Your copy of the data should leave out the images and match everything else exactly.

########################################

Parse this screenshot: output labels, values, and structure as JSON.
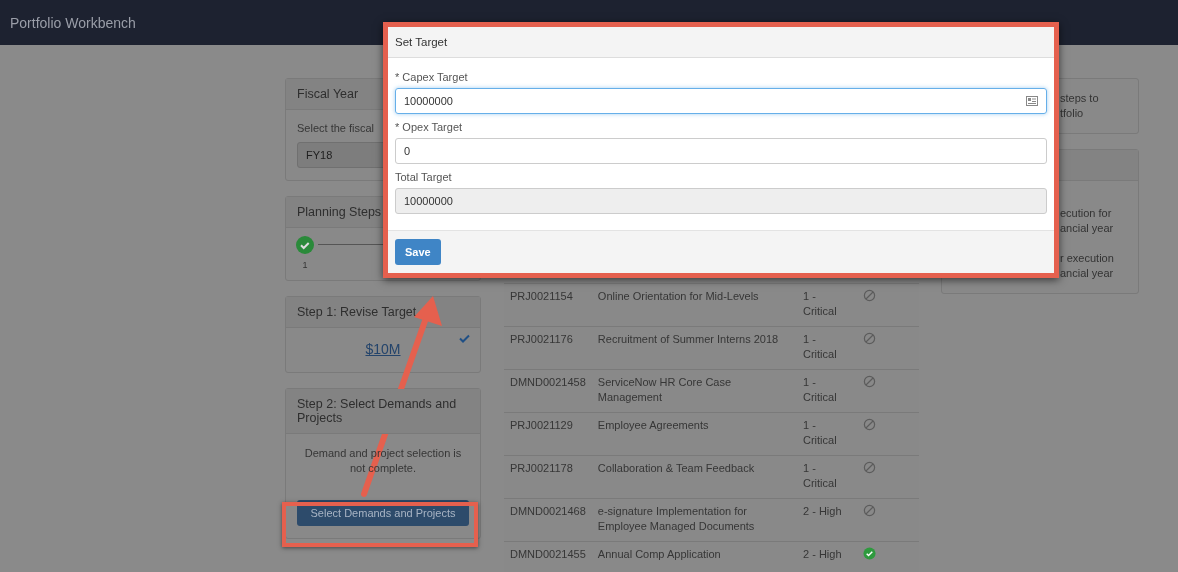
{
  "header": {
    "title": "Portfolio Workbench"
  },
  "fiscal_year": {
    "title": "Fiscal Year",
    "prompt": "Select the fiscal",
    "value": "FY18"
  },
  "planning_steps": {
    "title": "Planning Steps",
    "steps": [
      {
        "label": "1",
        "done": true
      }
    ]
  },
  "step1": {
    "title": "Step 1: Revise Target",
    "target": "$10M",
    "complete": true
  },
  "step2": {
    "title": "Step 2: Select Demands and Projects",
    "message": "Demand and project selection is not complete.",
    "button": "Select Demands and Projects"
  },
  "table": {
    "rows": [
      {
        "number": "PRJ0021154",
        "name": "Online Orientation for Mid-Levels",
        "priority": "1 - Critical",
        "complete": false
      },
      {
        "number": "PRJ0021176",
        "name": "Recruitment of Summer Interns 2018",
        "priority": "1 - Critical",
        "complete": false
      },
      {
        "number": "DMND0021458",
        "name": "ServiceNow HR Core Case Management",
        "priority": "1 - Critical",
        "complete": false
      },
      {
        "number": "PRJ0021129",
        "name": "Employee Agreements",
        "priority": "1 - Critical",
        "complete": false
      },
      {
        "number": "PRJ0021178",
        "name": "Collaboration & Team Feedback",
        "priority": "1 - Critical",
        "complete": false
      },
      {
        "number": "DMND0021468",
        "name": "e-signature Implementation for Employee Managed Documents",
        "priority": "2 - High",
        "complete": false
      },
      {
        "number": "DMND0021455",
        "name": "Annual Comp Application",
        "priority": "2 - High",
        "complete": true
      }
    ]
  },
  "right_panels": [
    {
      "has_header": false,
      "lines": [
        "steps to",
        "tfolio"
      ]
    },
    {
      "has_header": true,
      "lines": [
        "ecution for",
        "ancial year",
        "r execution",
        "ancial year"
      ]
    }
  ],
  "modal": {
    "title": "Set Target",
    "fields": [
      {
        "label": "* Capex Target",
        "value": "10000000",
        "focused": true,
        "readonly": false
      },
      {
        "label": "* Opex Target",
        "value": "0",
        "focused": false,
        "readonly": false
      },
      {
        "label": "Total Target",
        "value": "10000000",
        "focused": false,
        "readonly": true
      }
    ],
    "save": "Save"
  }
}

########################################

- _Completed task_:
Parse this screenshot: output labels, values, and structure as JSON.
{
  "header": {
    "title": "Portfolio Workbench"
  },
  "fiscal_year": {
    "title": "Fiscal Year",
    "prompt": "Select the fiscal",
    "value": "FY18"
  },
  "planning_steps": {
    "title": "Planning Steps",
    "steps": [
      {
        "label": "1",
        "done": true
      }
    ]
  },
  "step1": {
    "title": "Step 1: Revise Target",
    "target": "$10M",
    "complete": true
  },
  "step2": {
    "title": "Step 2: Select Demands and Projects",
    "message": "Demand and project selection is not complete.",
    "button": "Select Demands and Projects"
  },
  "table": {
    "rows": [
      {
        "number": "PRJ0021154",
        "name": "Online Orientation for Mid-Levels",
        "priority": "1 - Critical",
        "complete": false
      },
      {
        "number": "PRJ0021176",
        "name": "Recruitment of Summer Interns 2018",
        "priority": "1 - Critical",
        "complete": false
      },
      {
        "number": "DMND0021458",
        "name": "ServiceNow HR Core Case Management",
        "priority": "1 - Critical",
        "complete": false
      },
      {
        "number": "PRJ0021129",
        "name": "Employee Agreements",
        "priority": "1 - Critical",
        "complete": false
      },
      {
        "number": "PRJ0021178",
        "name": "Collaboration & Team Feedback",
        "priority": "1 - Critical",
        "complete": false
      },
      {
        "number": "DMND0021468",
        "name": "e-signature Implementation for Employee Managed Documents",
        "priority": "2 - High",
        "complete": false
      },
      {
        "number": "DMND0021455",
        "name": "Annual Comp Application",
        "priority": "2 - High",
        "complete": true
      }
    ]
  },
  "right_panels": [
    {
      "has_header": false,
      "lines": [
        "steps to",
        "tfolio"
      ]
    },
    {
      "has_header": true,
      "lines": [
        "ecution for",
        "ancial year",
        "r execution",
        "ancial year"
      ]
    }
  ],
  "modal": {
    "title": "Set Target",
    "fields": [
      {
        "label": "* Capex Target",
        "value": "10000000",
        "focused": true,
        "readonly": false
      },
      {
        "label": "* Opex Target",
        "value": "0",
        "focused": false,
        "readonly": false
      },
      {
        "label": "Total Target",
        "value": "10000000",
        "focused": false,
        "readonly": true
      }
    ],
    "save": "Save"
  }
}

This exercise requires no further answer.